So what is the ideal solution?Jon
Oct 17, 2001 8:21 AM
Just to add to the insightful commentaries here, I think there are two things for you to consider. First
you will not always be young enough and talented enough to race as a Div. 1 or 2 pro. So you need
to work out a lifestyle which will enable you to pursue your passion, as well as to prepare for the
next 60 years or so of your life. If you're bright enough to be in engineering school, then dropping out
of school and being a bike bum doesn't seem to me to be too smart an idea. Exercise physiology
is certainly an option. I know a couple of young Cat 1 racers who have gone that route. One is now

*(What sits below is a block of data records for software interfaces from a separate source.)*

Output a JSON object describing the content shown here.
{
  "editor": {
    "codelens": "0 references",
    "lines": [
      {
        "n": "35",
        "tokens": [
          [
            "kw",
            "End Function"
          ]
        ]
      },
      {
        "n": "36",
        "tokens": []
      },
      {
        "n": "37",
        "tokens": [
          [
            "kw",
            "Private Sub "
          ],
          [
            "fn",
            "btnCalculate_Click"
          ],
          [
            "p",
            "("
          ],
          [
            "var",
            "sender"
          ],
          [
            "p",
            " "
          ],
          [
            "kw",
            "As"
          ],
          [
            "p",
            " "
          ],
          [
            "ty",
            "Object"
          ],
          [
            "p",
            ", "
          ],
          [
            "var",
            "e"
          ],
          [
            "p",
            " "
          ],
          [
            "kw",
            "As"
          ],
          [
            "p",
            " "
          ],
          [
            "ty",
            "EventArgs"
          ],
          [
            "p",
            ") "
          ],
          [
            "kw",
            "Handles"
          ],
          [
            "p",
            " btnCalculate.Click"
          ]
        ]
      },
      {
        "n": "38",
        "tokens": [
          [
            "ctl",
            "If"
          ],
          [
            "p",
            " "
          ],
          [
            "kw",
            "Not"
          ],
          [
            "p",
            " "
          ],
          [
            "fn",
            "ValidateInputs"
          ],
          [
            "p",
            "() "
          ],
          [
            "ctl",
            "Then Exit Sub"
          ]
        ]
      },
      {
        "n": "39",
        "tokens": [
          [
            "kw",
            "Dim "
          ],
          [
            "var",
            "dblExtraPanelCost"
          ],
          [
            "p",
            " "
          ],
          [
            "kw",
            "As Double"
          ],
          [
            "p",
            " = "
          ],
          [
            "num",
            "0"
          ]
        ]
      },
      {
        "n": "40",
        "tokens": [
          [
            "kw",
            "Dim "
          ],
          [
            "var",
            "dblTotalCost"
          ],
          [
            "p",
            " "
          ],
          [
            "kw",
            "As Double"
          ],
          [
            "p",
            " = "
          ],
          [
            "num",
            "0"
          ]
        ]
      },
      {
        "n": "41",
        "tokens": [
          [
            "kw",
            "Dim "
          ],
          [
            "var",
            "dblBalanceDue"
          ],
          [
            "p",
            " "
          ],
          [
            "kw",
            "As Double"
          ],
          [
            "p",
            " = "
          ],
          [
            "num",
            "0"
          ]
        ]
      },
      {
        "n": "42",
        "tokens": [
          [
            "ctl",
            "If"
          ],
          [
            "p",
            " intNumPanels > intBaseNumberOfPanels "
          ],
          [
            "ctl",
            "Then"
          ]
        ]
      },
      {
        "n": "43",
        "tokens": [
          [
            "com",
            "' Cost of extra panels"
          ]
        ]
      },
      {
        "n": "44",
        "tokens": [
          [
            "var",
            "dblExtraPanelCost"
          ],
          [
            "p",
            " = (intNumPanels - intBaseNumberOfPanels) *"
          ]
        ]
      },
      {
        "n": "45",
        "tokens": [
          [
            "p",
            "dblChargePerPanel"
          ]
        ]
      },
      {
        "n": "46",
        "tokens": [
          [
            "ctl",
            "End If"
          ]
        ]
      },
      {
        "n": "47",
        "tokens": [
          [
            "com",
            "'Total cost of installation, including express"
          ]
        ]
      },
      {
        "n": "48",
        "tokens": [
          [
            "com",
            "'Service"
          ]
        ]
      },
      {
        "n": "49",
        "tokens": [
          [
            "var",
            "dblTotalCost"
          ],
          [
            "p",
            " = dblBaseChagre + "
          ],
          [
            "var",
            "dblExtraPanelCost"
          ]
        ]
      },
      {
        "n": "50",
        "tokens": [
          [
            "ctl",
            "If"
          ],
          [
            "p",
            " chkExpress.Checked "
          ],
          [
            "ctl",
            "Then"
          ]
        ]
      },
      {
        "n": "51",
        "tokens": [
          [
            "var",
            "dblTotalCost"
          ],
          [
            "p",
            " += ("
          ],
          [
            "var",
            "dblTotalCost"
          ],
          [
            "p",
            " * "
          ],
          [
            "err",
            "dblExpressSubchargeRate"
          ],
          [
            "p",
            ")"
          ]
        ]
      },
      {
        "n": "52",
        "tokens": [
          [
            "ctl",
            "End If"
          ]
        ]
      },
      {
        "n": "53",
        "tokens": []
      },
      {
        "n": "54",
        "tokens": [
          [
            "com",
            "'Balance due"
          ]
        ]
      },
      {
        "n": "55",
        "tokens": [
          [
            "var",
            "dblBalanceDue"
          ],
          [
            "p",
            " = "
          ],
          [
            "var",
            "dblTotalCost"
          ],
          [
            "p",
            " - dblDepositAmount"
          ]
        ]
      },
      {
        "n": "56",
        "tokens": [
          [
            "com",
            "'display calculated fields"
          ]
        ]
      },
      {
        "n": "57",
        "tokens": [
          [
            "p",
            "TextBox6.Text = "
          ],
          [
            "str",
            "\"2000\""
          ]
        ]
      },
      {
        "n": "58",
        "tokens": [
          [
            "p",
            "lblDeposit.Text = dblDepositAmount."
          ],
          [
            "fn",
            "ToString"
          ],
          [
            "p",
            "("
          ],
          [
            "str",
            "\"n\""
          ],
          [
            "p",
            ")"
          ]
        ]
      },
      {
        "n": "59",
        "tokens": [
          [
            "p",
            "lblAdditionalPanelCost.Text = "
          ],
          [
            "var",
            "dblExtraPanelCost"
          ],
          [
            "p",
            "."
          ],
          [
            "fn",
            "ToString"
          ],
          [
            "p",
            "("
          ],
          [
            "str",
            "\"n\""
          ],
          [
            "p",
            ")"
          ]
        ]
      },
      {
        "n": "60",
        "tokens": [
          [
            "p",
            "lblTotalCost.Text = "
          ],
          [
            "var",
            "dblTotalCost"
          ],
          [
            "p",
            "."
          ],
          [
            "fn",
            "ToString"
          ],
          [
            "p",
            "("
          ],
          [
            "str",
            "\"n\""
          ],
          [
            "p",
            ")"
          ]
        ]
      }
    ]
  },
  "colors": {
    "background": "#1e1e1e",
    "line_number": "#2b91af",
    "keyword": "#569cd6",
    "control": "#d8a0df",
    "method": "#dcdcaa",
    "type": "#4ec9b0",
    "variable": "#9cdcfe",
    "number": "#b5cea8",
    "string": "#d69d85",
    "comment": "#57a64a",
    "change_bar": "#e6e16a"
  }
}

a doctoral candidate and the other is doing post-doctoral work in microbiology. But the central issue
here is that their academic interests coincide with their sporting interests. Does research and
teaching appeal to you? Then go that route. The best advice occurred in a post further up, Joseph
Campbell's famous "Follow your bliss." So choose an academic/professional option that truly
interests you. Pursue it perhaps on a part-time or scaled down basis while you race. But keep
a long term focus and perspective.
re: More Pay-Less Ridemorey
Oct 18, 2001 8:32 AM
I have a Ph.D. in Physiology, this has lead to seminars,books,teaching and business. However, you can get caught up in the money train in this route. You just cannot let money be what determines your route. One thing that I have found, is that if you like what you are doing, money follows!